An Ascension Island Crab (Grapsus adscensionis) on a rock on a beach on Ascension Island
Contributor:Robert Kennett / Alamy Stock Photo
File size:35.9 MB (2.1 MB Compressed download)
Releases:Model - no | Property - noDo I need a release?
Dimensions:4337 x 2892 px | 36.7 x 24.5 cm | 14.5 x 9.6 inches | 300dpi
Date taken:30 May 2015
Location:Dead Man's Beach, Georgetown, Ascension Island, South Atlantic

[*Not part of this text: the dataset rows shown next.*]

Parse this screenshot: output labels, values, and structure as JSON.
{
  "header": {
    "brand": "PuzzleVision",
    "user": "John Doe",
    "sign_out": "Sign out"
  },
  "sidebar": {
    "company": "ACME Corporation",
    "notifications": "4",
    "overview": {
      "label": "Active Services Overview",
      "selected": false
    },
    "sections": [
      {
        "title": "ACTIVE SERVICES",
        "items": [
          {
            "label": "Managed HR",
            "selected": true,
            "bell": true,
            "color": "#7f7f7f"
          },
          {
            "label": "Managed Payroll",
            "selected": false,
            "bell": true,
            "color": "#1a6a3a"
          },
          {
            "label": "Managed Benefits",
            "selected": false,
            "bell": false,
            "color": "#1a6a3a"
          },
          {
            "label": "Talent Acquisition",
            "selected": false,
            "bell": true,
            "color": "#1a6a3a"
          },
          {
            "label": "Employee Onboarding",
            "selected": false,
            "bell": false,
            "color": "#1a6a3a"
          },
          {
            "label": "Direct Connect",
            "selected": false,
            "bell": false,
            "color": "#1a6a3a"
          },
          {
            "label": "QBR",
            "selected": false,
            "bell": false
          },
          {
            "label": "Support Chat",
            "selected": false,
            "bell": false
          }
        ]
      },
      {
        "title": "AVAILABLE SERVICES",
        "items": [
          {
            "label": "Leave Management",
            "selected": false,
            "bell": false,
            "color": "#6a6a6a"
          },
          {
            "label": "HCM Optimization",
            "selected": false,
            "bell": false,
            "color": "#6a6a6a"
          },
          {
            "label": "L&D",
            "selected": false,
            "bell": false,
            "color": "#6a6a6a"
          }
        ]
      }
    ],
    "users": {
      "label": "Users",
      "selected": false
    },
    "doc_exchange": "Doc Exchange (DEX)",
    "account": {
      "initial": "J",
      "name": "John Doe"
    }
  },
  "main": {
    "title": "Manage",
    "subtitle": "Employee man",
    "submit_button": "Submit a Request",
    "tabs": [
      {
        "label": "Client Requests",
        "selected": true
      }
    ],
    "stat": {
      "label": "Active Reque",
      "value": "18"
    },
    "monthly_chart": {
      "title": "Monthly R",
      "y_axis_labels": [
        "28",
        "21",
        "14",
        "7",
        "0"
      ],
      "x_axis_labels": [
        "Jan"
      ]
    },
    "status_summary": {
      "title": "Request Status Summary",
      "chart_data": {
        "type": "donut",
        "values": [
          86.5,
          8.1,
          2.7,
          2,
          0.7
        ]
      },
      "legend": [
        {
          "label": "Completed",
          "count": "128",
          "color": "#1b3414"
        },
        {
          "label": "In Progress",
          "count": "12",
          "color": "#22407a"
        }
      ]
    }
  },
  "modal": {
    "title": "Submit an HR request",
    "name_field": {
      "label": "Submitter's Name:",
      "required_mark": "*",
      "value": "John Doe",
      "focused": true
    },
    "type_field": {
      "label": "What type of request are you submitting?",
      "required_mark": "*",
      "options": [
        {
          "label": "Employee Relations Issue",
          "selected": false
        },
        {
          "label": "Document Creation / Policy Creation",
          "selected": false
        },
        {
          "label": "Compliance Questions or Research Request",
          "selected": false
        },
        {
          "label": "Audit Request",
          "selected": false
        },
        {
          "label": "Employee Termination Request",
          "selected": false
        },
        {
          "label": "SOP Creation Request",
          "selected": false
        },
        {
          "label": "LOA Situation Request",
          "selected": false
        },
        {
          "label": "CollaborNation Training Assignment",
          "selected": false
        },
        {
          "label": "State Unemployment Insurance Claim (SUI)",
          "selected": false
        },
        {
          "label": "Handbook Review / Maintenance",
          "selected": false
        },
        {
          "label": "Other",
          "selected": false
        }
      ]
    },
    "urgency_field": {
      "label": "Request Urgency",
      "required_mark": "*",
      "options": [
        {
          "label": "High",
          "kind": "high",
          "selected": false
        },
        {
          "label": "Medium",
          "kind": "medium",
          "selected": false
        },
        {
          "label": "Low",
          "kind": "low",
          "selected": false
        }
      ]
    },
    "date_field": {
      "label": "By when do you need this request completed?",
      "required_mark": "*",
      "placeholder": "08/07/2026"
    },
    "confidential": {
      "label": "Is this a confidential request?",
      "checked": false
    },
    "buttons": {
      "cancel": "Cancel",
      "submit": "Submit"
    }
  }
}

Grapsus grapsus is one of the most common crabs along the western coast of the Americas, but is replaced in the eastern Atlantic Ocean (Ascension Island and West Africa) by its congener Grapsus adscensionis. Young Grapsus crabs are black or dark brown in colour and are camouflaged well on the black lava coasts of volcanic islands. Adults are quite variable in colour; some are muted brownish-red, some mottled or spotted brown, pink,or yellow. This crab lives amongst the rocks at the often turbulent, windy shore, just above the limit of the sea spray. It feeds on algae primarily, sometimes sampling other plant matter and dead animals. It is a quick-moving and agile crab which can jump considerable distances and it is therefore very hard to catch. It has been nicknamed “Sally lightfoot” by sailors.